Wednesday federal headlines – July 9, 2014

The Morning Federal Newscast is a daily compilation of the stories you hear Federal Drive hosts Tom Temin and Emily Kopp discuss throughout the show each day. The Newscast is designed to give users more information about the stories you hear on the air.

  • A top VA official apologizes to employees who have suffered retaliation after complaining about poor patient care, long waits and other problems. James Tuchschmidt is second in command at the Veterans Health Administration. He says at a hearing he’s disillusioned and sickened. The apology came following a report from the Office of Special Counsel. It says it’s reviewing 67 claims of whistleblower retaliation at VA. Thirty of them have passed initial review. OSC chief Carolyn Lerner says she’s been able to block disciplinary action against several VA employees who reported wrongdoing. OSC reversed the suspension of a Hawaii VA employee. She’d reported an elderly patient tied down in a wheelchair. Her boss was suspended instead. (Associated Press)
  • The government reports about $100 billion in improper payments in fiscal 2013. Medicare is responsible for more than a third, at $36 billion. Medicaid and Medicare Advantage together account for another $26 billion. The IRS pays out about $15 billion in earned income tax credits that weren’t deserved. Improper payments are down from their peak in 2010. A House Oversight subcommittee examines improper payments today at a hearing. (Associated Press)

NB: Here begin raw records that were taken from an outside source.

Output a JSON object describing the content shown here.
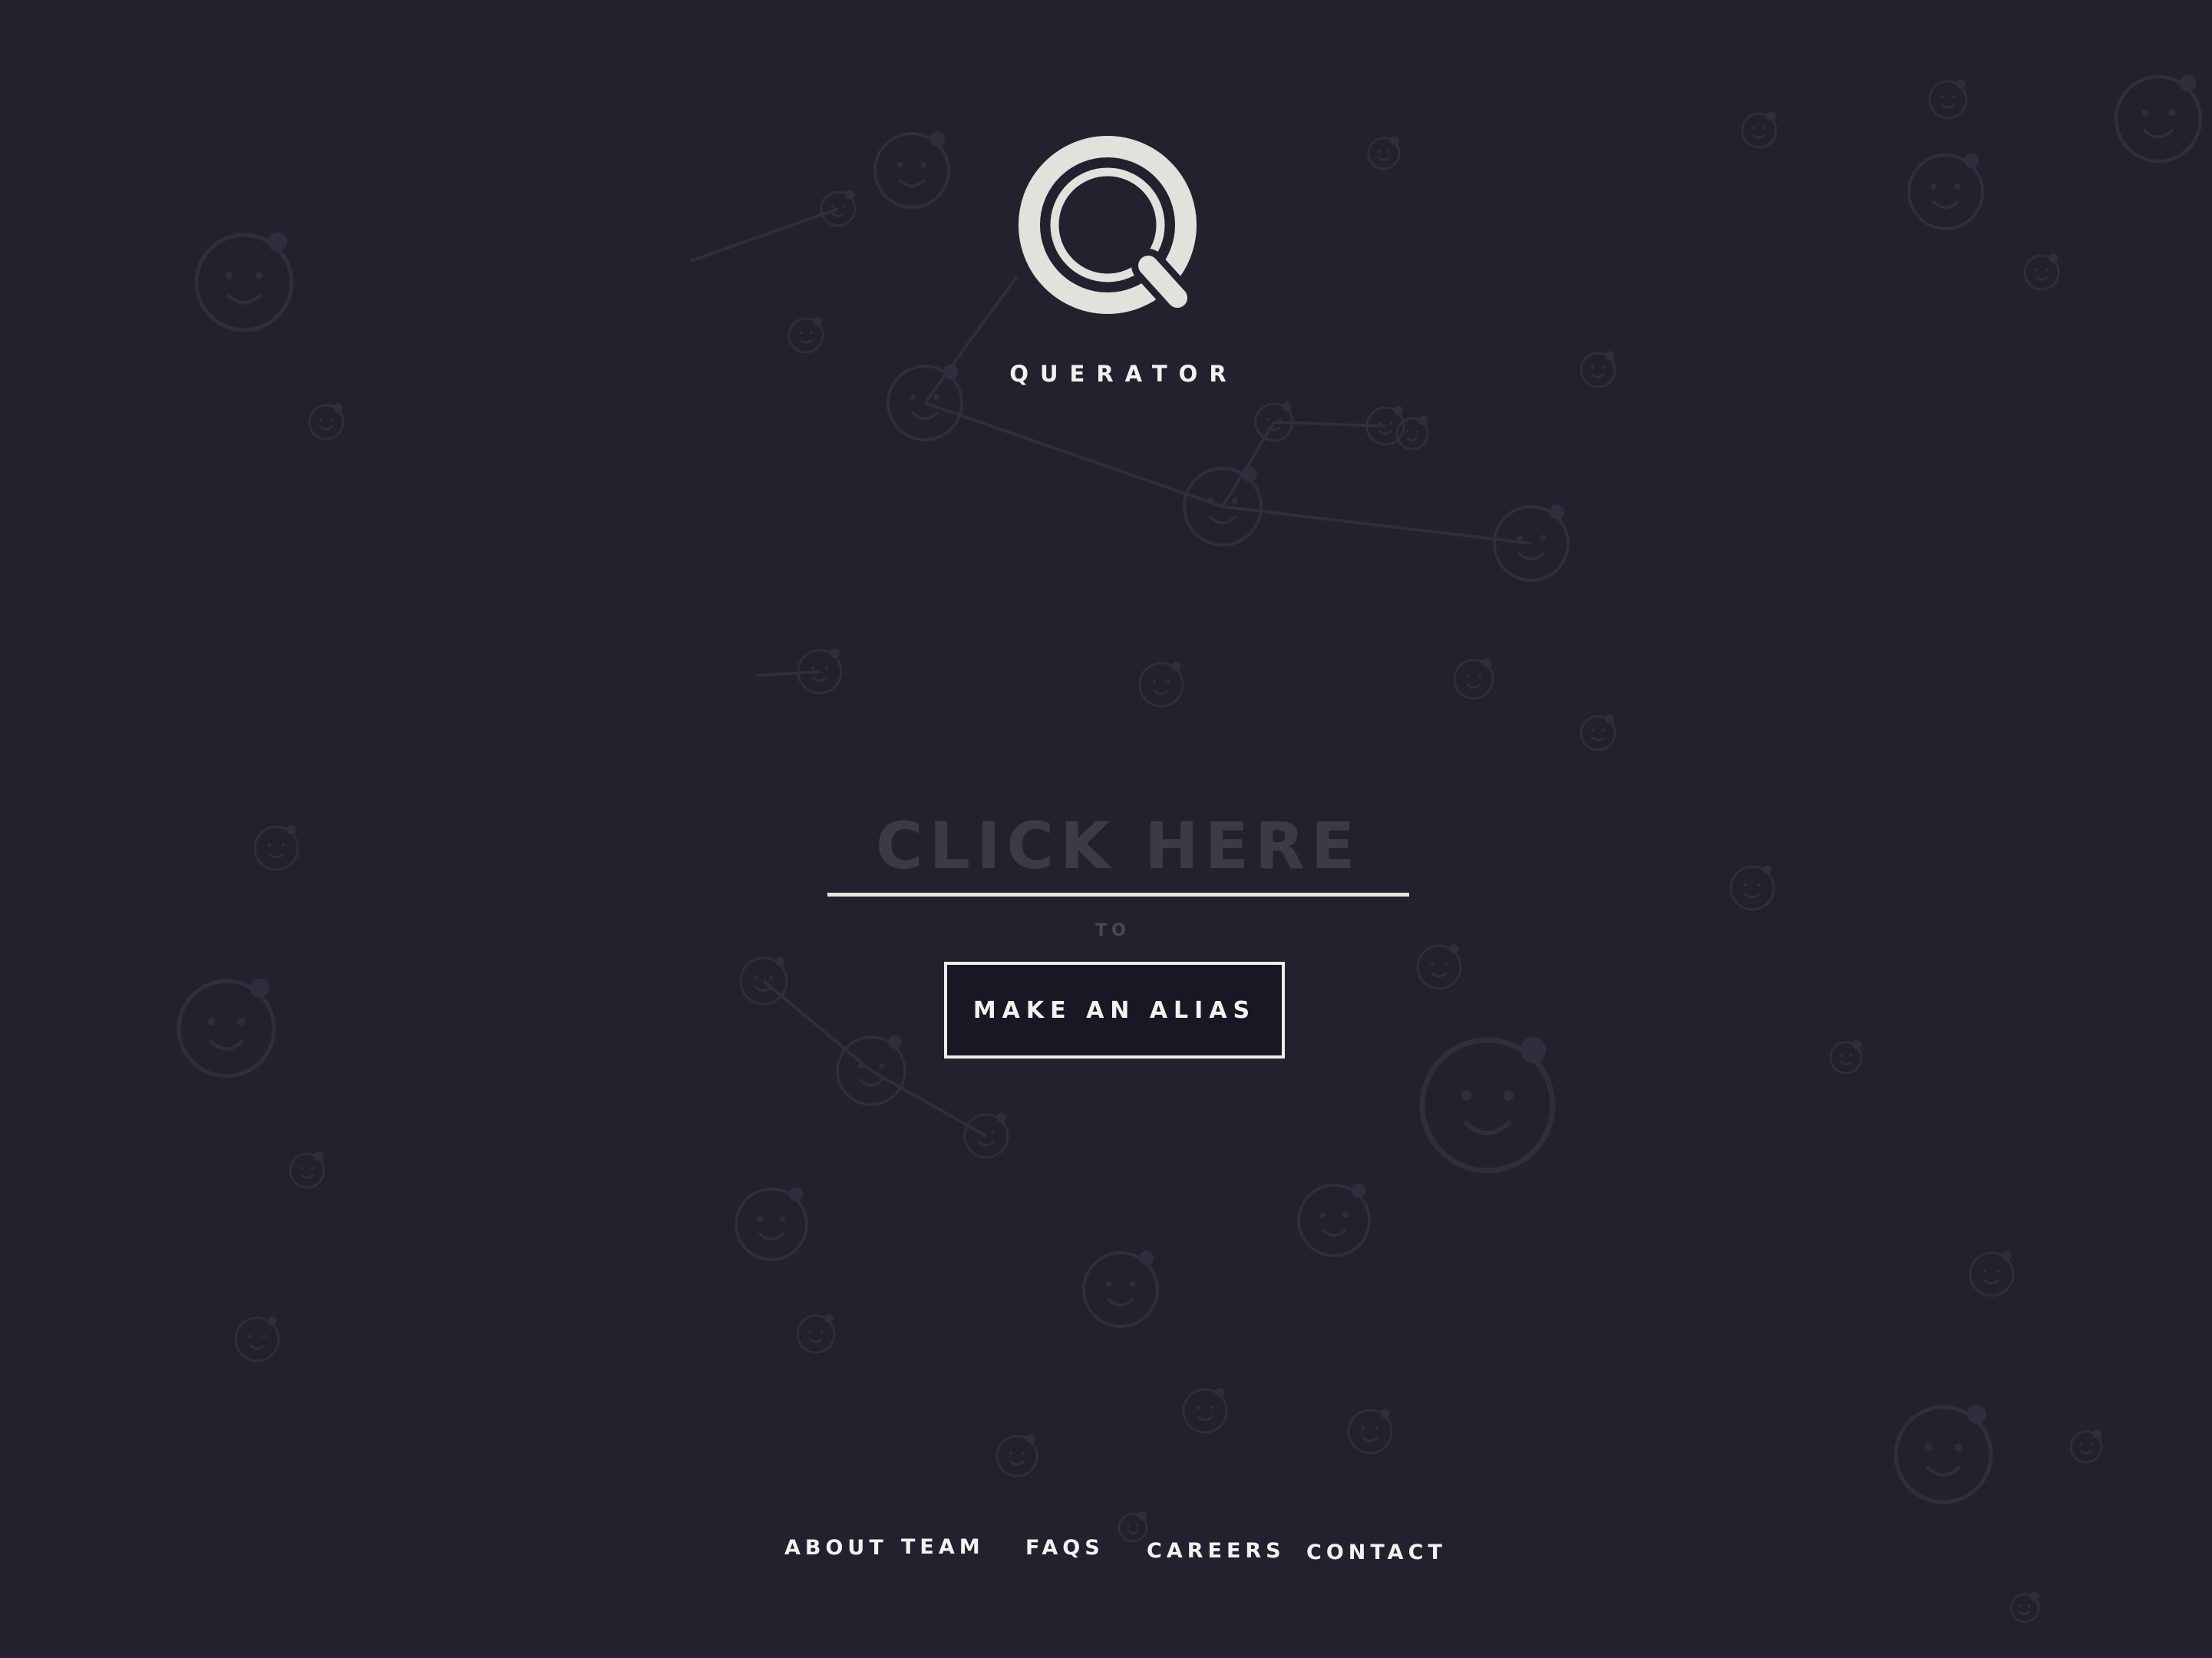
{
  "brand": {
    "name": "QUERATOR",
    "logo_icon": "magnifier-q-icon"
  },
  "alias_form": {
    "input_placeholder": "CLICK HERE",
    "input_value": "",
    "connector_text": "TO",
    "submit_label": "MAKE AN ALIAS"
  },
  "footer": {
    "links": [
      {
        "label": "ABOUT"
      },
      {
        "label": "TEAM"
      },
      {
        "label": "FAQS"
      },
      {
        "label": "CAREERS"
      },
      {
        "label": "CONTACT"
      }
    ]
  },
  "background": {
    "decoration": "doodle-faces-network-illustration"
  },
  "colors": {
    "background": "#23212e",
    "foreground": "#f4f2ee",
    "placeholder": "#3c3a47",
    "doodle_stroke": "#302e3c",
    "button_fill": "#191724"
  }
}
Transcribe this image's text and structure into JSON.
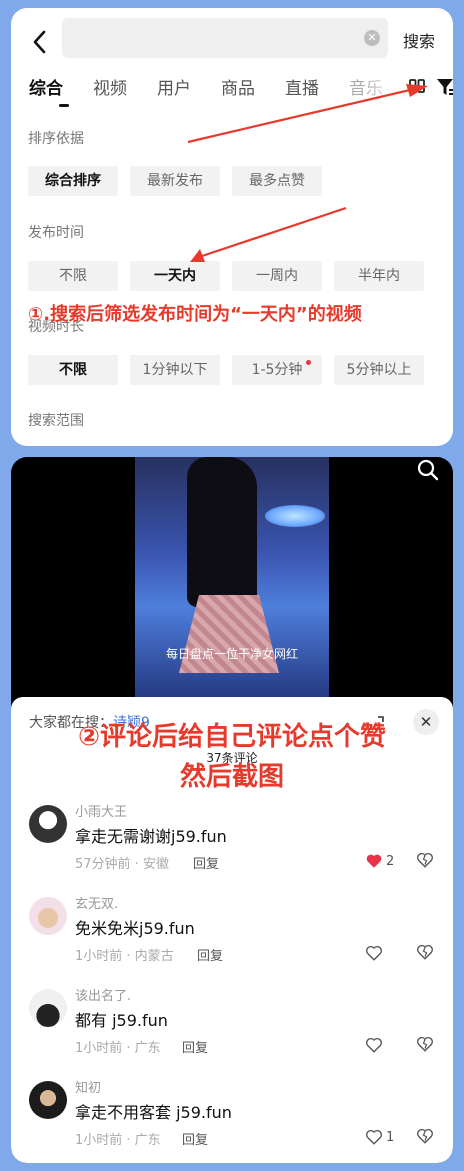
{
  "search": {
    "placeholder": "",
    "submit_label": "搜索",
    "clear_icon": "clear-icon"
  },
  "tabs": [
    "综合",
    "视频",
    "用户",
    "商品",
    "直播",
    "音乐"
  ],
  "active_tab": "综合",
  "filters": {
    "sort_label": "排序依据",
    "sort_options": [
      "综合排序",
      "最新发布",
      "最多点赞"
    ],
    "sort_selected": "综合排序",
    "time_label": "发布时间",
    "time_options": [
      "不限",
      "一天内",
      "一周内",
      "半年内"
    ],
    "time_selected": "一天内",
    "duration_label": "视频时长",
    "duration_options": [
      "不限",
      "1分钟以下",
      "1-5分钟",
      "5分钟以上"
    ],
    "duration_selected": "不限",
    "scope_label": "搜索范围"
  },
  "annotation_1": "①.搜索后筛选发布时间为“一天内”的视频",
  "video": {
    "caption": "每日盘点一位干净女网红"
  },
  "comments_sheet": {
    "everyone_search_prefix": "大家都在搜：",
    "everyone_search_term": "诗颖9",
    "count_label": "37条评论",
    "annotation_2_line1": "②评论后给自己评论点个赞",
    "annotation_2_line2": "然后截图",
    "reply_label": "回复",
    "comments": [
      {
        "user": "小雨大王",
        "text": "拿走无需谢谢j59.fun",
        "meta": "57分钟前 · 安徽",
        "likes": "2",
        "liked": true
      },
      {
        "user": "玄无双.",
        "text": "免米免米j59.fun",
        "meta": "1小时前 · 内蒙古",
        "likes": "",
        "liked": false
      },
      {
        "user": "该出名了.",
        "text": "都有  j59.fun",
        "meta": "1小时前 · 广东",
        "likes": "",
        "liked": false
      },
      {
        "user": "知初",
        "text": "拿走不用客套 j59.fun",
        "meta": "1小时前 · 广东",
        "likes": "1",
        "liked": false
      }
    ]
  },
  "colors": {
    "background": "#7fa9ea",
    "annotation_red": "#e63a2c",
    "like_red": "#e8334a",
    "link_blue": "#3d6fd8"
  }
}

  • President Barack Obama asks for more than expected to deal with the crisis on the Mexican border. Members of Congress react differently to the $3.7 billion request, but say they’ll take it up quickly. Obama’s request includes money for more immigration judges and border patrol agents and facilities to house migrant children. The request also includes money for more border surveillance. Obama heads to Texas today for fundraising, but will also meet on immigration with Gov. Rick Perry. Obama proposes changing a 2008 child immigration law so that minors can be sent home more quickly. (Associated Press)
  • While Congress and President Obama decide what to do, the departments of Defense and Health and Human Services are negotiating more military space for immigrant children. The unaccompanied minors are already occupying spare space at three bases: Fort Still in Oklahoma, Lackland Air Force Base in Texas and Naval Base Ventura in California. DoD is housing nearly 2,400 kids now. A spokesman says HHS is reimbursing the Pentagon for use of the space. He says the presence of the children does not impinge on service members, and that DoD personnel don’t deal with them. The original agreement with HHS had a 120-day limit. But that could be extended. (Defense Department)
  • The Interior Department will distribute $43 million for local recreation and conservation projects nationwide. Secretary Sally Jewell heads to Birmingham, Alabama, today on a publicity tour. She’s urging Congress to pass permanent renewal of the Land and Water Conservation Fund. It was established in 1964. It provides grants to cities and states for parks, playgrounds, trails and other outdoor facilities.The money comes from offshore oil and gas royalties. Unless Congress acts, the fund will expire next year. (Associated Press)